|     |      |     |

Attention CBISA Users:

Due to the Coronavirus outbreak, Lyon Software will be operating at full capacity, but our employees will be working remotely from home until further notice. For fastest responses to the following topics of inquiry, please use the following email addresses:

For all other inquires, please leave a detailed voicemail with return contact information at 419-882-7184, and your call will be returned within 1 business day.

Best Wishes,
Lyon Software Management Team

waste

now browsing by tag

 
 
Posted by: | Posted on: February 12, 2021

Recycling- Are you doing it correctly?

Most people in the United States are taught that they should recycle, and most (94%) say they support recycling, so why are only 34.7% of Americans actually recycling? According to a 2019 survey by the waste management company Covanta, this inaction can be attributed to a lack of understanding on how to recycle, rather than a lack of care. Unfortunately, despite their good intentions, even those who do actively recycle are not always doing so correctly. This leads to recyclables becoming contaminated and unusable.

What is recycling contamination?

Contamination occurs when product residue remains on recyclables, when non-recyclables are mixed with recyclables, and when different types of recyclable materials are mixed. If a batch of recycling has too high of a contamination percentage, the entire batch is discarded as waste. The most effective way to prevent this waste is to follow the guidelines established by each recycling company- Never assume that the procedures for each type of recycling will be the same!

How can contamination be prevented?

A great first step to avoiding contamination in recycling is making sure the intended items align with current guidelines. For plastics and some other non-standard materials, start by searching for a recycling number or recycling instructions- If you cannot find a recycling number or instructions, chances are that the item in question is not recyclable. Exceptions may include cardboard, paper, aluminum, tin, or steel cans, which are typically recyclable. After confirming an item is recyclable, the next step is to thoroughly rinse out any food, cleaning, or cosmetic product residue from the container. If recycling cardboard or paper, be sure to look out for any oil or food stains, as those count as contaminates.
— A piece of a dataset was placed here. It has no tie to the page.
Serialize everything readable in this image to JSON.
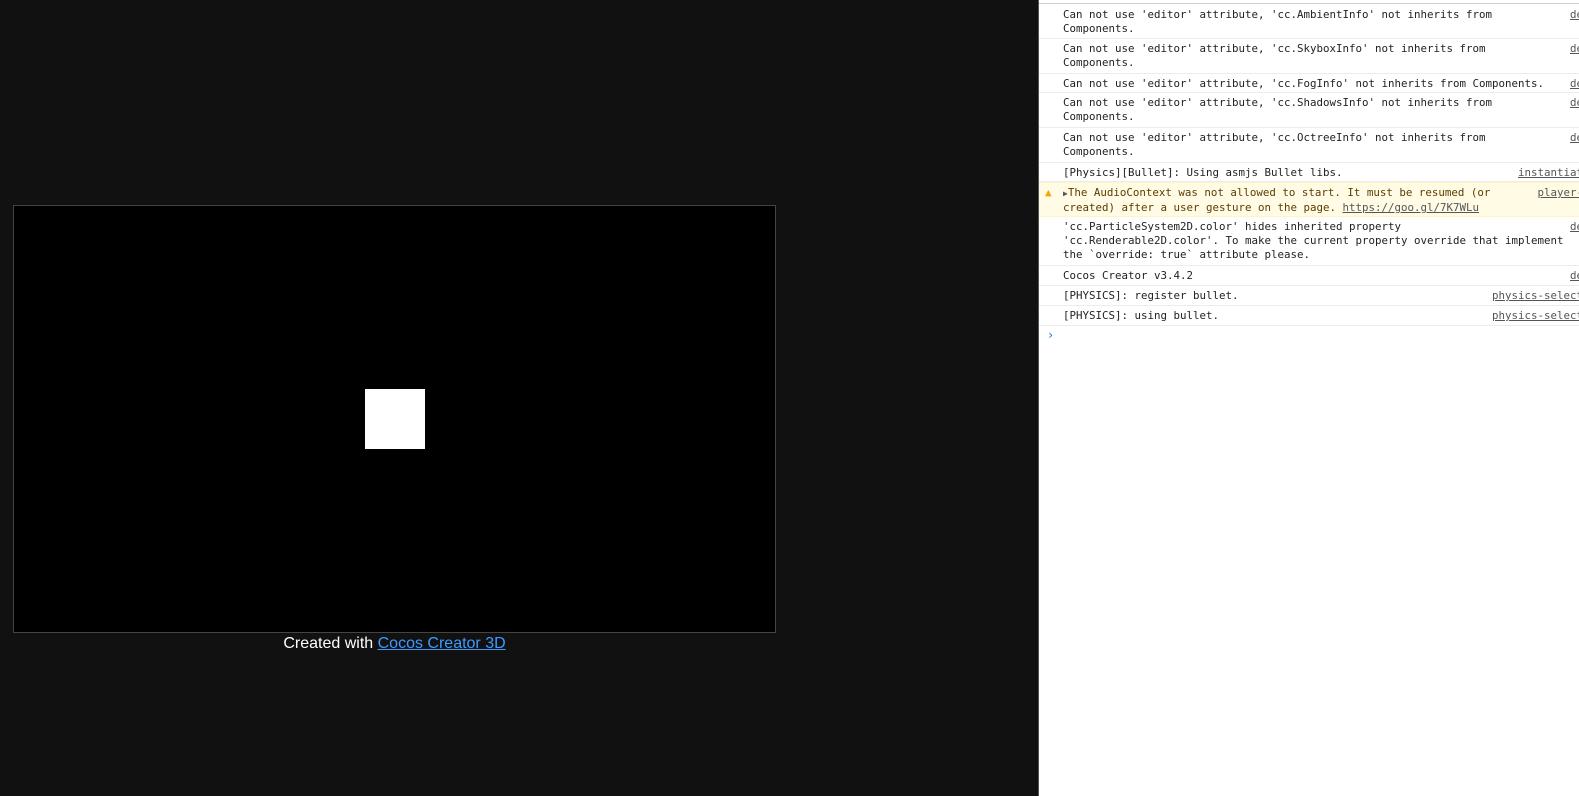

Photo by: Magda Ehlers

Another great way to avoid contamination is by using sorted recycling bins instead of single-stream recycling bins. Single-stream recycling is a system in which all types of recyclables can be placed in the same bin; however, this type of recycling often leads to cross contamination causing huge waste.  While convenient, oftentimes neither humans nor machines can adequately and quickly sort single-stream recyclables resulting in high levels of contamination.  Remember, contaminated recyclables end up in a landfill: exactly what we are trying to avoid by recycling!  Because of these reasons, separating recyclables into like bins is the safest way to go.

A Note from the Author
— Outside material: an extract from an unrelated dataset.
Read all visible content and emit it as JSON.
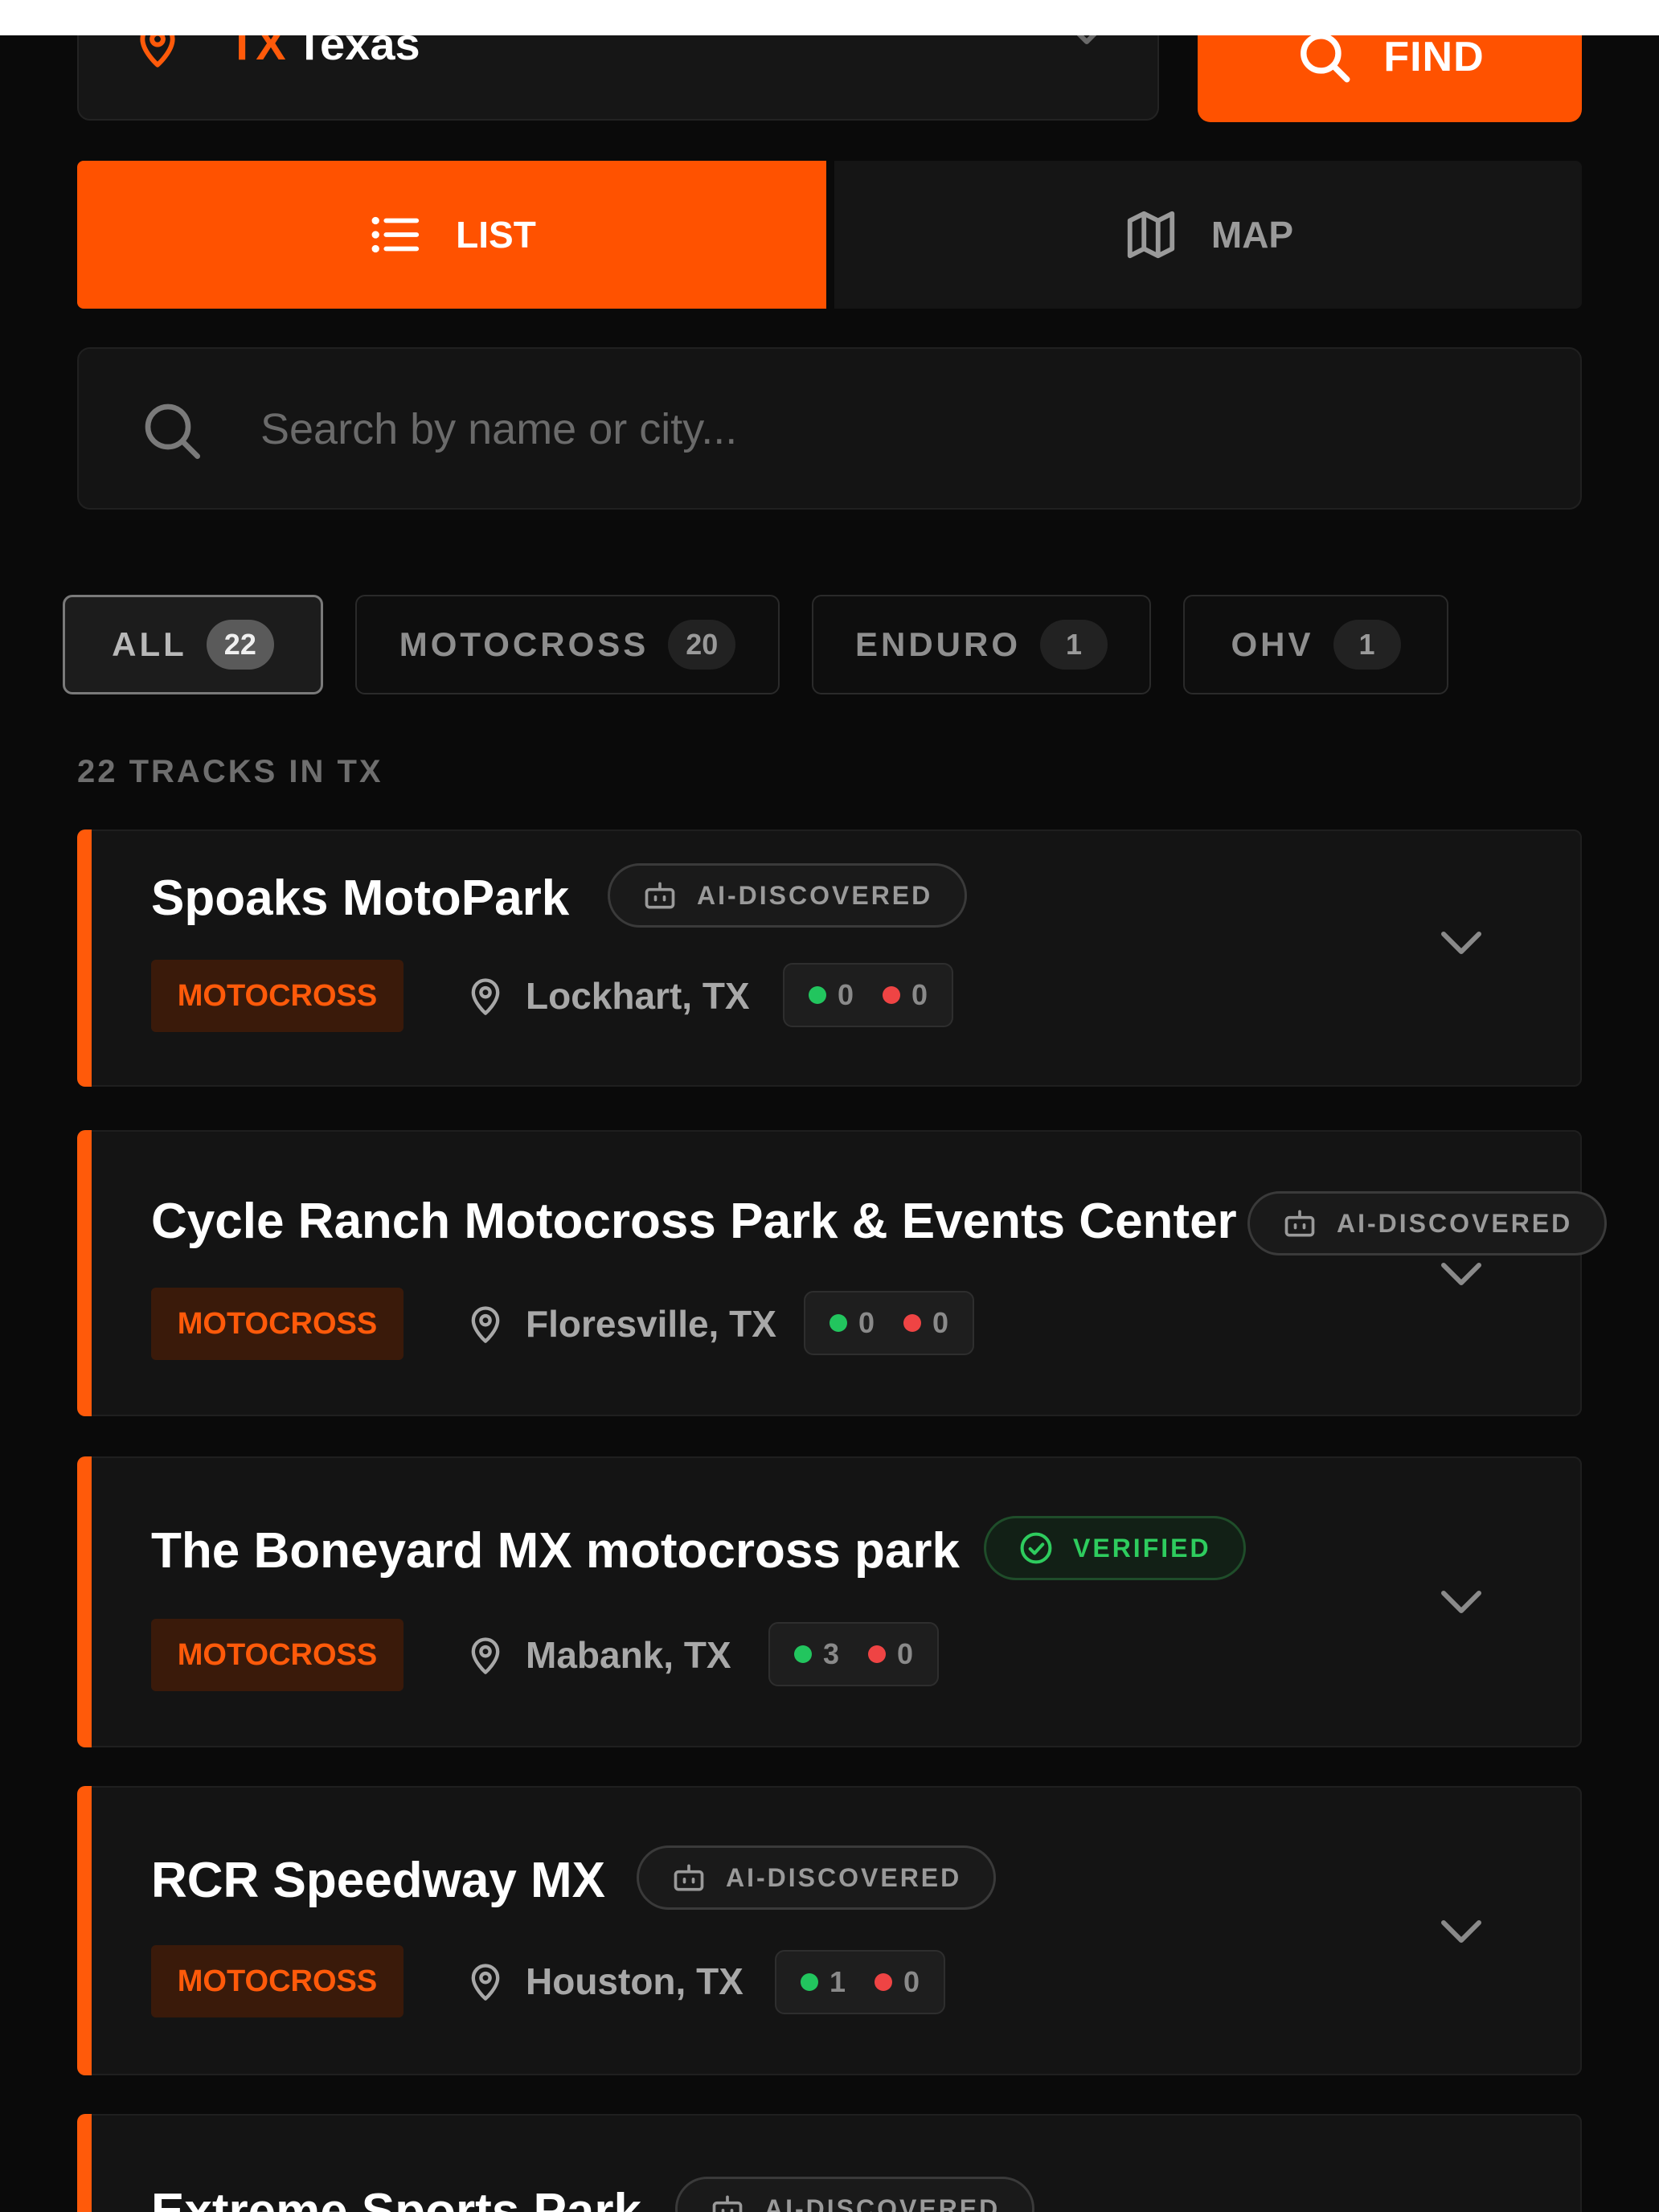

The next time you unpack a cardboard box or empty a can of soup, remember the simple step I have laid out for you.  I hope you feel empowered by the knowledge that you can make the correct decisions regarding product recyclability and preparation. Thank you for doing your part to keep waste out of landfills!

To find more information on specific types of recycling, follow these resources:

https://www-tc.pbs.org/strangedays/pdf/StrangeDaysSmartPlasticsGuide.pdf

https://www.container-recycling.org/index.php/issues/single-stream-recycling

https://www.recycling.com/cardboard-recycling/

https://www.recyclenow.com/what-to-do-with/food-tins-drink-cans-0

https://www.paperrecycles.org/recycling-paper-products/what-is-recyclable-/recycling-at-home

https://earth911.com/recycling-guide/how-to-recycle-tin-or-steel-cans/